- Malki Silica Index (MSI): Silica formation can be slow enough so that a silica saturated solution may not precipitate until well after it has left the membrane system. The rate of formation is therefore essential in predicting how silica will impact the membrane system’s operation. Silica polymerizes into colloidal particles that grow and/or agglomerate to form silica scale. Certain cations such as calcium and magnesium can make silica less soluble and increase its rate of polymerization. Silica is more soluble at higher pH, but AWC studies have shown that higher pH also increases the rate of polymerization at high ionic strength. Silica solubility increases at higher temperature, but paradoxically, its rate of polymerization is also faster with increasing temperature. The MSI accounts for all these competing mechanisms, and provides the most accurate prediction tool in the industry. Most antiscalant projection software calculate maximum recovery by assuming that a concentration of up to 300 ppm silica can be controlled by antiscalants; this overly simplistic approach is never reliable. By contrast, the MSI uses a highly sophisticated algorithm to account for all the thermodynamic and kinetic properties of silica so as to predict the behavior of silica in the system. The MSI can reliably estimate the amount of time that silica scaling will cause a 10 – 15% decline in permeability; this is extremely useful when performing cost analysis, allowing the designer to compare the cost of cleaning vs the cost of brine disposal while operating at a lower recovery.
What is the Chemical Speciation function in PROTON®?
PROTON® speciates weak acids, weak bases, metal hydroxides, and ion complexes based on pH, ionic strength, oxidation state, and temperature. This allows the user to determine the number of charges that the compounds will carry under any given set of conditions. This is essential for predicting both scale formation and front end membrane fouling by metal hydroxides. The speciation function also allows the user to see changes in the charges of any species with changes in temperature or pH in real time; a function that is extremely useful in optimizing pH for upstream coagulation. Finally, it allows the user to design for post treatment degasification based on carbon dioxide, ammonia, and/or hydrogen sulfide in the permeate.
Why is PROTON® only available as a cloud based software?
PROTON® is cloud based for three primary reasons:
- It can be accessible from any computer, tablet or smartphone that has an internet connection.
- Updates and improvements to the software can be performed seamlessly without the need for the user to download an update.
- Cloud based software can be constantly monitored for functionality, and eliminates issues associated with computer operating systems that are constantly changing from one year to the next.
How can I be assured that information that I enter into PROTON® will remain confidential, and not violate any non-disclosure agreements I may have?
PROTON® is based on a highly secure server with multiple layers of security.

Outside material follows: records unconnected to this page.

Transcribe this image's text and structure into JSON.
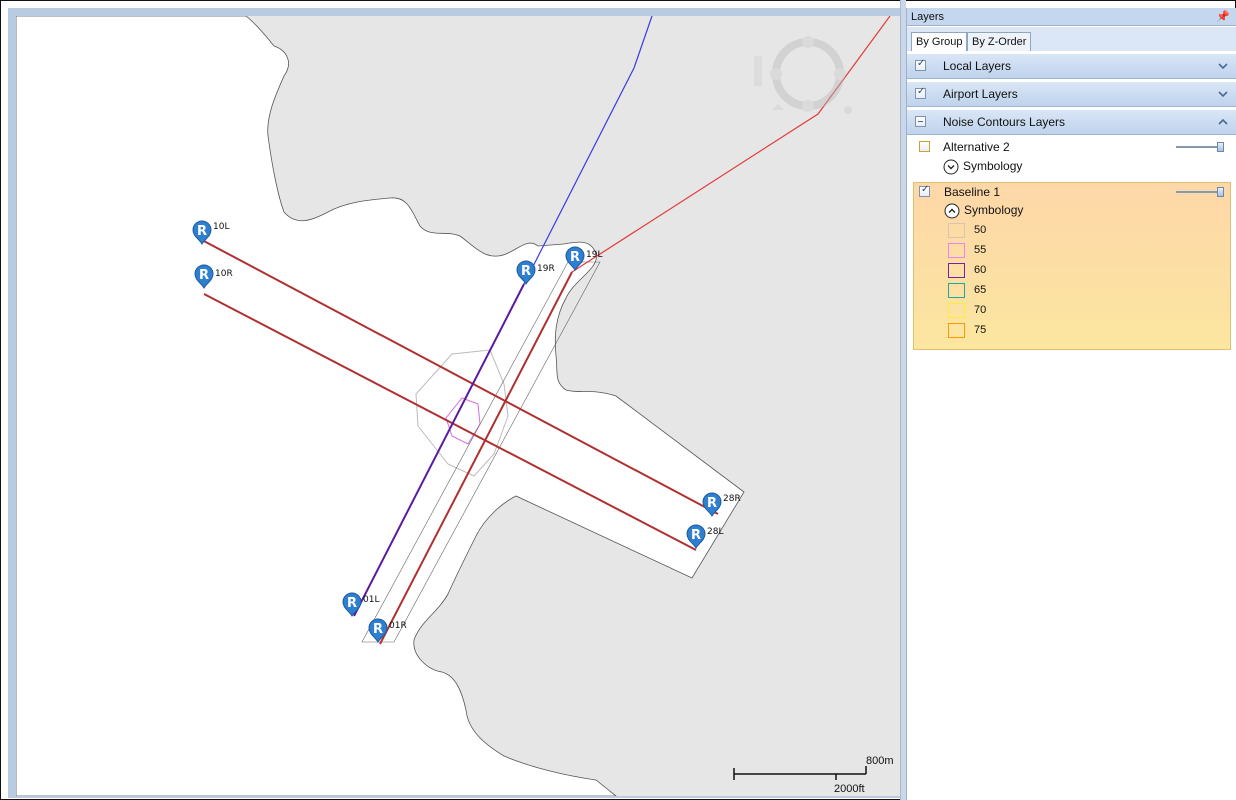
{
  "panel": {
    "title": "Layers",
    "pin_icon": "pin-icon",
    "tabs": [
      {
        "label": "By Group",
        "active": true
      },
      {
        "label": "By Z-Order",
        "active": false
      }
    ],
    "groups": {
      "local": {
        "label": "Local Layers",
        "checked": true,
        "expanded": false
      },
      "airport": {
        "label": "Airport Layers",
        "checked": true,
        "expanded": false
      },
      "noise": {
        "label": "Noise Contours Layers",
        "checked": "partial",
        "expanded": true
      }
    },
    "layers": {
      "alternative": {
        "name": "Alternative 2",
        "checked": false,
        "symbology_label": "Symbology",
        "symbology_expanded": false
      },
      "baseline": {
        "name": "Baseline 1",
        "checked": true,
        "symbology_label": "Symbology",
        "symbology_expanded": true,
        "legend": [
          {
            "label": "50",
            "color": "#d8c4b0"
          },
          {
            "label": "55",
            "color": "#ee82ee"
          },
          {
            "label": "60",
            "color": "#7b1fa2"
          },
          {
            "label": "65",
            "color": "#26a69a"
          },
          {
            "label": "70",
            "color": "#ffeb3b"
          },
          {
            "label": "75",
            "color": "#ff9800"
          }
        ]
      }
    }
  },
  "map": {
    "runways": [
      {
        "label": "10L"
      },
      {
        "label": "10R"
      },
      {
        "label": "19R"
      },
      {
        "label": "19L"
      },
      {
        "label": "28R"
      },
      {
        "label": "28L"
      },
      {
        "label": "01L"
      },
      {
        "label": "01R"
      }
    ],
    "marker_letter": "R",
    "scale": {
      "metric": "800m",
      "imperial": "2000ft"
    },
    "colors": {
      "land": "#e6e6e6",
      "water": "#ffffff",
      "runway_line": "#b03030",
      "flight_blue": "#3a3ae6",
      "flight_red": "#e23a3a",
      "marker": "#2f7fd0"
    }
  }
}
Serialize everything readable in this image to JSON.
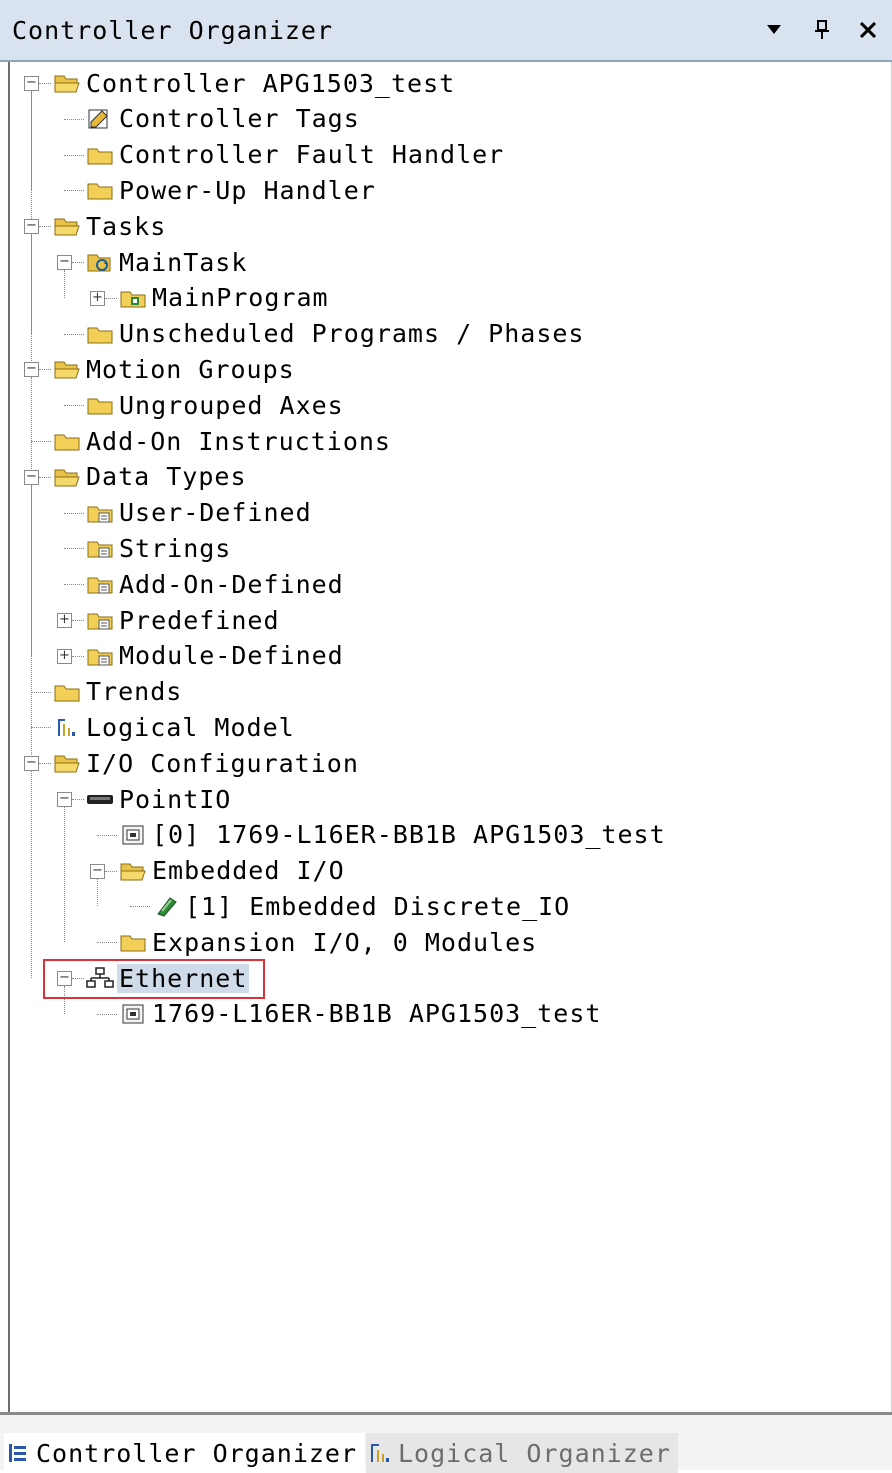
{
  "window": {
    "title": "Controller Organizer",
    "buttons": {
      "dropdown": "▾",
      "pin": "ᵖ",
      "close": "✕"
    }
  },
  "tree": [
    {
      "label": "Controller APG1503_test",
      "icon": "folder-open-icon",
      "expander": "minus"
    },
    {
      "label": "Controller Tags",
      "icon": "tags-icon"
    },
    {
      "label": "Controller Fault Handler",
      "icon": "folder-icon"
    },
    {
      "label": "Power-Up Handler",
      "icon": "folder-icon"
    },
    {
      "label": "Tasks",
      "icon": "folder-open-icon",
      "expander": "minus"
    },
    {
      "label": "MainTask",
      "icon": "task-icon",
      "expander": "minus"
    },
    {
      "label": "MainProgram",
      "icon": "program-icon",
      "expander": "plus"
    },
    {
      "label": "Unscheduled Programs / Phases",
      "icon": "folder-icon"
    },
    {
      "label": "Motion Groups",
      "icon": "folder-open-icon",
      "expander": "minus"
    },
    {
      "label": "Ungrouped Axes",
      "icon": "folder-icon"
    },
    {
      "label": "Add-On Instructions",
      "icon": "folder-icon"
    },
    {
      "label": "Data Types",
      "icon": "folder-open-icon",
      "expander": "minus"
    },
    {
      "label": "User-Defined",
      "icon": "datatype-folder-icon"
    },
    {
      "label": "Strings",
      "icon": "datatype-folder-icon"
    },
    {
      "label": "Add-On-Defined",
      "icon": "datatype-folder-icon"
    },
    {
      "label": "Predefined",
      "icon": "datatype-folder-icon",
      "expander": "plus"
    },
    {
      "label": "Module-Defined",
      "icon": "datatype-folder-icon",
      "expander": "plus"
    },
    {
      "label": "Trends",
      "icon": "folder-icon"
    },
    {
      "label": "Logical Model",
      "icon": "logical-model-icon"
    },
    {
      "label": "I/O Configuration",
      "icon": "folder-open-icon",
      "expander": "minus"
    },
    {
      "label": "PointIO",
      "icon": "backplane-icon",
      "expander": "minus"
    },
    {
      "label": "[0] 1769-L16ER-BB1B APG1503_test",
      "icon": "module-icon"
    },
    {
      "label": "Embedded I/O",
      "icon": "folder-open-icon",
      "expander": "minus"
    },
    {
      "label": "[1] Embedded Discrete_IO",
      "icon": "io-module-icon"
    },
    {
      "label": "Expansion I/O, 0 Modules",
      "icon": "folder-icon"
    },
    {
      "label": "Ethernet",
      "icon": "network-icon",
      "expander": "minus",
      "selected": true
    },
    {
      "label": "1769-L16ER-BB1B APG1503_test",
      "icon": "module-icon"
    }
  ],
  "tabs": [
    {
      "label": "Controller Organizer",
      "icon": "controller-organizer-icon",
      "active": true
    },
    {
      "label": "Logical Organizer",
      "icon": "logical-organizer-icon",
      "active": false
    }
  ],
  "colors": {
    "folder": "#f2cf57",
    "selection": "#cfdbe9",
    "highlight_border": "#d9333a",
    "titlebar": "#d9e3f0"
  }
}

Furthermore, it does not allow any user to sign in without agreeing to the terms and conditions of use, which include a non-disclosure agreement (NDA) between the user and American Water Chemicals, Inc. This NDA provides the user with assurance that American Water Chemicals will be bound by confidentiality and will not share any of the user’s information without explicit permission from the user.